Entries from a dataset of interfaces
--
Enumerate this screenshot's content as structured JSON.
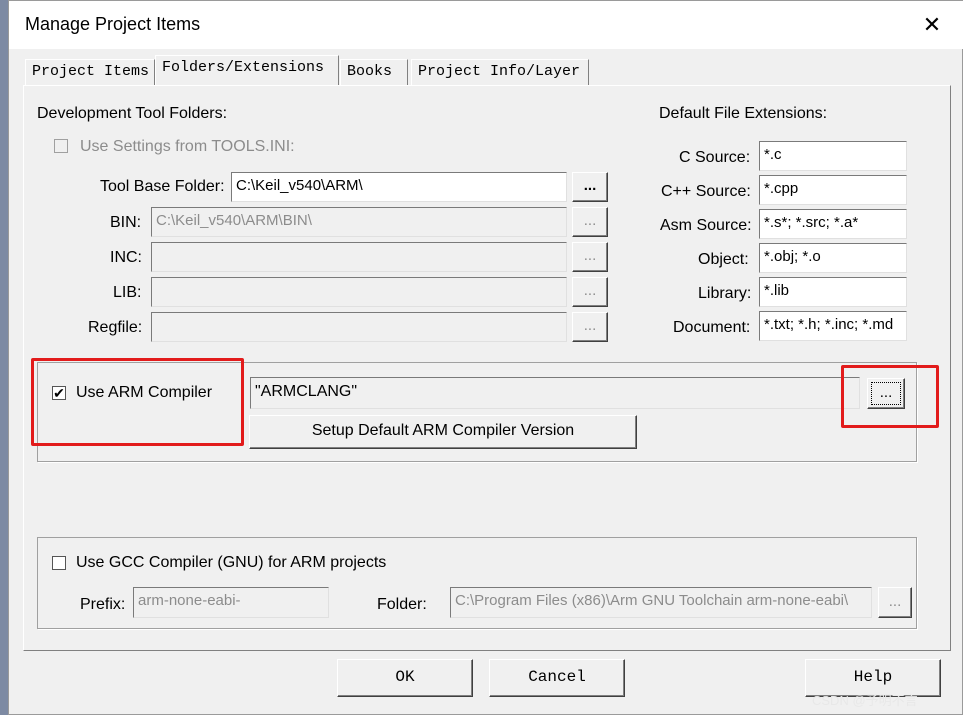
{
  "window": {
    "title": "Manage Project Items",
    "close_symbol": "✕"
  },
  "tabs": [
    "Project Items",
    "Folders/Extensions",
    "Books",
    "Project Info/Layer"
  ],
  "dev_tool_folders": {
    "heading": "Development Tool Folders:",
    "use_settings_label": "Use Settings from TOOLS.INI:",
    "tool_base_folder_label": "Tool Base Folder:",
    "tool_base_folder_value": "C:\\Keil_v540\\ARM\\",
    "bin_label": "BIN:",
    "bin_value": "C:\\Keil_v540\\ARM\\BIN\\",
    "inc_label": "INC:",
    "lib_label": "LIB:",
    "regfile_label": "Regfile:",
    "browse_label": "..."
  },
  "default_extensions": {
    "heading": "Default File Extensions:",
    "items": [
      {
        "label": "C Source:",
        "value": "*.c"
      },
      {
        "label": "C++ Source:",
        "value": "*.cpp"
      },
      {
        "label": "Asm Source:",
        "value": "*.s*; *.src; *.a*"
      },
      {
        "label": "Object:",
        "value": "*.obj; *.o"
      },
      {
        "label": "Library:",
        "value": "*.lib"
      },
      {
        "label": "Document:",
        "value": "*.txt; *.h; *.inc; *.md"
      }
    ]
  },
  "arm_compiler": {
    "checkbox_label": "Use ARM Compiler",
    "checked": true,
    "check_mark": "✔",
    "value": "\"ARMCLANG\"",
    "browse_label": "...",
    "setup_button": "Setup Default ARM Compiler Version",
    "highlight_color": "#e21b1b"
  },
  "gcc_compiler": {
    "checkbox_label": "Use GCC Compiler (GNU) for ARM projects",
    "prefix_label": "Prefix:",
    "prefix_value": "arm-none-eabi-",
    "folder_label": "Folder:",
    "folder_value": "C:\\Program Files (x86)\\Arm GNU Toolchain arm-none-eabi\\",
    "browse_label": "..."
  },
  "buttons": {
    "ok": "OK",
    "cancel": "Cancel",
    "help": "Help"
  },
  "watermark": "CSDN @予明不言"
}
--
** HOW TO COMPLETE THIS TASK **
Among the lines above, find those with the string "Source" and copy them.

** YOUR RESPONSE **
        "label": "C Source:",
        "label": "C++ Source:",
        "label": "Asm Source:",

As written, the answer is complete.